▽

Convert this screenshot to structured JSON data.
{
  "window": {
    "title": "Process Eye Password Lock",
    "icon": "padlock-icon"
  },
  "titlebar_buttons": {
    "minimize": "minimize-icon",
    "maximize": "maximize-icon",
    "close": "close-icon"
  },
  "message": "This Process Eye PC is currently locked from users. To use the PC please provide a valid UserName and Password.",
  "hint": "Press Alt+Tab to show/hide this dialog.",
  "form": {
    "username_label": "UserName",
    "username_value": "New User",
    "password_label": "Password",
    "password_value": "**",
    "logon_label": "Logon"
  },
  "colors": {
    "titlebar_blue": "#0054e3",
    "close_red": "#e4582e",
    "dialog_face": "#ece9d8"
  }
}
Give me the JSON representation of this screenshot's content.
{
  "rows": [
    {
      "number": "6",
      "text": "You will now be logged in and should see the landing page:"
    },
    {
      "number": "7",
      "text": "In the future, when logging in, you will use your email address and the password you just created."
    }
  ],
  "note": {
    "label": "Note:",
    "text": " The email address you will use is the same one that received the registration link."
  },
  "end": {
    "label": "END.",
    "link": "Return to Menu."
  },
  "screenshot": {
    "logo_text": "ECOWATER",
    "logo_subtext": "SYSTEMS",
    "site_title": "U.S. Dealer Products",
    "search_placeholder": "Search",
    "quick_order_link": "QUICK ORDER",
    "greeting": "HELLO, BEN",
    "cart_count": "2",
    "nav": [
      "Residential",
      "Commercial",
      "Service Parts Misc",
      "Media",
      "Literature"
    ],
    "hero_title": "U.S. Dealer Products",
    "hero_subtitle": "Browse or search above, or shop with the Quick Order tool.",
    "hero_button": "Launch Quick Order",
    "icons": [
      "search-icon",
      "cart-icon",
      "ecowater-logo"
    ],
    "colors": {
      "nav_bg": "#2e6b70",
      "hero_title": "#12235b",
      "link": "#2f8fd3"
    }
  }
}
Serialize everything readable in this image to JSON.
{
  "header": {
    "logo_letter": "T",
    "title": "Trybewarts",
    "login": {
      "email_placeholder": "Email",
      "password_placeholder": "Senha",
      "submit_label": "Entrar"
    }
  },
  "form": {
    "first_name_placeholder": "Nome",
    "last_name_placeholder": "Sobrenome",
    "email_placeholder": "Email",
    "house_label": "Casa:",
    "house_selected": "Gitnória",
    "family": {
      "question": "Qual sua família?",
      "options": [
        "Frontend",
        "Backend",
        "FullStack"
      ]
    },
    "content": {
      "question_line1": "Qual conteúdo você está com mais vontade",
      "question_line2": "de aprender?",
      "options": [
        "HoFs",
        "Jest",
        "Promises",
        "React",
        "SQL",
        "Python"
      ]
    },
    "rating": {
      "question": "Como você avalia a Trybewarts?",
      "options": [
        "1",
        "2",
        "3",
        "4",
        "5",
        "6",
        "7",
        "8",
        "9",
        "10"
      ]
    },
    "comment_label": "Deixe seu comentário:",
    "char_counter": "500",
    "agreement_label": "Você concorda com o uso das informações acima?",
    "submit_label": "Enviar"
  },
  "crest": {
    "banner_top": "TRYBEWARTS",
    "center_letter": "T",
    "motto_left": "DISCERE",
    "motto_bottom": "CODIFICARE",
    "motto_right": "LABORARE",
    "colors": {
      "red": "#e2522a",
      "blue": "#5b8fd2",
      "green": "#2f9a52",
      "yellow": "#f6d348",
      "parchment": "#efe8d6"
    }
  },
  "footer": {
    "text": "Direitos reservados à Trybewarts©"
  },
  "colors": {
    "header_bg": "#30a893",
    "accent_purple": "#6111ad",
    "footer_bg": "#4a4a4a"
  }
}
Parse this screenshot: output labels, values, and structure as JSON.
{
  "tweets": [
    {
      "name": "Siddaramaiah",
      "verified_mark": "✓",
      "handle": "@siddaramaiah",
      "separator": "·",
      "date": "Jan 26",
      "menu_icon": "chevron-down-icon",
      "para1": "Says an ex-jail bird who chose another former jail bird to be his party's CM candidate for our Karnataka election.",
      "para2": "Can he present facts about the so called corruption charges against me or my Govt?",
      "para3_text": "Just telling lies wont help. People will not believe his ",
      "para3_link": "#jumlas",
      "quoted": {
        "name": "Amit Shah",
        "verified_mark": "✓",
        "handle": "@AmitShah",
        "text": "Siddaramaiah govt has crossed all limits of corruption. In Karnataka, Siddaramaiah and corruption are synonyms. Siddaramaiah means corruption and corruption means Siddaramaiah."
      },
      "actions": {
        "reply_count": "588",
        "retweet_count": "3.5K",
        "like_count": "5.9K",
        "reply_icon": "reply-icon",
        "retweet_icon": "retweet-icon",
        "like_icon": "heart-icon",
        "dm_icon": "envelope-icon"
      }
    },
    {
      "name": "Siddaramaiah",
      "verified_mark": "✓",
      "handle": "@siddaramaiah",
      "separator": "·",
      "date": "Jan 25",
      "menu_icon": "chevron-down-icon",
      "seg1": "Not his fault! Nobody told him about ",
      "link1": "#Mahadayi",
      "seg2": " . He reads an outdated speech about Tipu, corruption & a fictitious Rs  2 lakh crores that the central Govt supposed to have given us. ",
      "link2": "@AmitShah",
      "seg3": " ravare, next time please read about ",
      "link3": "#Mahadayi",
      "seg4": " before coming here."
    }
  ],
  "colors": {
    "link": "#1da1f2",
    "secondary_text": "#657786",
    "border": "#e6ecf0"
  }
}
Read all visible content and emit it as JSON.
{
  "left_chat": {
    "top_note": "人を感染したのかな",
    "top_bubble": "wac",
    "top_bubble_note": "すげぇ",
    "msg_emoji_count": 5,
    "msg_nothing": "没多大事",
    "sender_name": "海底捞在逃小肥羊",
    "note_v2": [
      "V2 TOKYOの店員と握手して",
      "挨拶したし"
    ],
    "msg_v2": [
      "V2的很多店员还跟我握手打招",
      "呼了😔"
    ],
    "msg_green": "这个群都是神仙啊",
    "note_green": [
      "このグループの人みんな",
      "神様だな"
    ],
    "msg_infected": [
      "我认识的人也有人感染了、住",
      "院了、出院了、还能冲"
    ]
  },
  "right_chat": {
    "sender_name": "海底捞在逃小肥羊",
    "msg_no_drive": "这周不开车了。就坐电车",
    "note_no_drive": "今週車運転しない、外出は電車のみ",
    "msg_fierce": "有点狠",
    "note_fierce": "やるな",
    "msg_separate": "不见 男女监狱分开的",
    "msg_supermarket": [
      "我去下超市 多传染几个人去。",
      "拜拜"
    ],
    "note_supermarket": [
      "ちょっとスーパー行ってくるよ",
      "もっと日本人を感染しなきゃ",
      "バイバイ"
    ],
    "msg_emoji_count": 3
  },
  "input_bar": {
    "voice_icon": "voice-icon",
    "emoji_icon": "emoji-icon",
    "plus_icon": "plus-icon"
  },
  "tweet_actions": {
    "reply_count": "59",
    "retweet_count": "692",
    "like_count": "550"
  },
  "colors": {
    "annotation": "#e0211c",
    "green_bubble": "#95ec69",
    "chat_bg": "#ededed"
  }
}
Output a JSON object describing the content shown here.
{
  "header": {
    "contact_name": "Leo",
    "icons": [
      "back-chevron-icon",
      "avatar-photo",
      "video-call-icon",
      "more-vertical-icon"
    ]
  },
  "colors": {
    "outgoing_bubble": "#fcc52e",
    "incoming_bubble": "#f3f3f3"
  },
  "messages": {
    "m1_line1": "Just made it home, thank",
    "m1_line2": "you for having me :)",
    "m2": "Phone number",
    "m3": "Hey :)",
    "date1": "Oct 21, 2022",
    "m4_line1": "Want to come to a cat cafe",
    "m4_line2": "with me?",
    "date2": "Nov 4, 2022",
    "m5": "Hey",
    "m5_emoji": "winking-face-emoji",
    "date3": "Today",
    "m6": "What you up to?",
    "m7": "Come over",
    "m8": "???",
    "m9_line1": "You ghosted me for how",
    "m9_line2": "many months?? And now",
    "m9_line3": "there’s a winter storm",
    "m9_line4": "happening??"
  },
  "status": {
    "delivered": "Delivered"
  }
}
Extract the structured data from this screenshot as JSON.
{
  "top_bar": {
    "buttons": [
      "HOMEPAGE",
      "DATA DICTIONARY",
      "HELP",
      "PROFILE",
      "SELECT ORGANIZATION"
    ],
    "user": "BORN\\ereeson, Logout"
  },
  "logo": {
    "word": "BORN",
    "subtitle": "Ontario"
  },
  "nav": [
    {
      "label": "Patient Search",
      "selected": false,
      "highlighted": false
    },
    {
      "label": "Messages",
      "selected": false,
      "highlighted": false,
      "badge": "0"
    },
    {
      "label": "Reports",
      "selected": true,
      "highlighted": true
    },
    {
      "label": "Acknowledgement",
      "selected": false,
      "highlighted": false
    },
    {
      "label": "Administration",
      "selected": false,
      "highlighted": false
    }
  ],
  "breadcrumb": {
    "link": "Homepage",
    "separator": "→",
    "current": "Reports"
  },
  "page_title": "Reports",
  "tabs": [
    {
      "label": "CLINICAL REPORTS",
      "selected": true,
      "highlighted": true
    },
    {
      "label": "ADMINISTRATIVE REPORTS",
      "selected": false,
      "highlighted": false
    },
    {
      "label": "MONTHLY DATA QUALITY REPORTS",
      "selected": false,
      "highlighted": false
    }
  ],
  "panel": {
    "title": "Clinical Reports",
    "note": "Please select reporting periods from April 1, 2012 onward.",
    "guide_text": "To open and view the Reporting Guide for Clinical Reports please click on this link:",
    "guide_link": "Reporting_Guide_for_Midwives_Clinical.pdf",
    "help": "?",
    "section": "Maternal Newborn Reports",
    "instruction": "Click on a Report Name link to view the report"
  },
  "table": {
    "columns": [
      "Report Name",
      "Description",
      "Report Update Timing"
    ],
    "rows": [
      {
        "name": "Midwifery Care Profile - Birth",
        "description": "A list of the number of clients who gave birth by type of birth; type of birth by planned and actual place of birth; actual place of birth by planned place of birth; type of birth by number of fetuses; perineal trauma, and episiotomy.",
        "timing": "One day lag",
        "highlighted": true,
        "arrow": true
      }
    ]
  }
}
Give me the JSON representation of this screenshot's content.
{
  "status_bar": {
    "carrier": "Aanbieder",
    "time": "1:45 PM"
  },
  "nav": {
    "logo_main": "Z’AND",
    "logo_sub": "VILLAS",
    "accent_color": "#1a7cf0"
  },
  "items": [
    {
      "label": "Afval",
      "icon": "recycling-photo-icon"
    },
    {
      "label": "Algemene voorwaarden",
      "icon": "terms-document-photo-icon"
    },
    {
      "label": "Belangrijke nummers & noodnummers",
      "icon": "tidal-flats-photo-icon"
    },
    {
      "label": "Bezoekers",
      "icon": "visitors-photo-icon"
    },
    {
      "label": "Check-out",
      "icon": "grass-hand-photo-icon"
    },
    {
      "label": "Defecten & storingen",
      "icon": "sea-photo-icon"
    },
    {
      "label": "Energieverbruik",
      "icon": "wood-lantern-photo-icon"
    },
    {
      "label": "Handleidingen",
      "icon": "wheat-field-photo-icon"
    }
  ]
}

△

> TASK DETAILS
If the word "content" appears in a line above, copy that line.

> SOLUTION FOR THIS EXERCISE
Give me the JSON representation of this screenshot's content.
    "content": {
Read all visible content and emit it as JSON.
Output a JSON object describing the content shown here.
Give me the JSON representation of this screenshot's content.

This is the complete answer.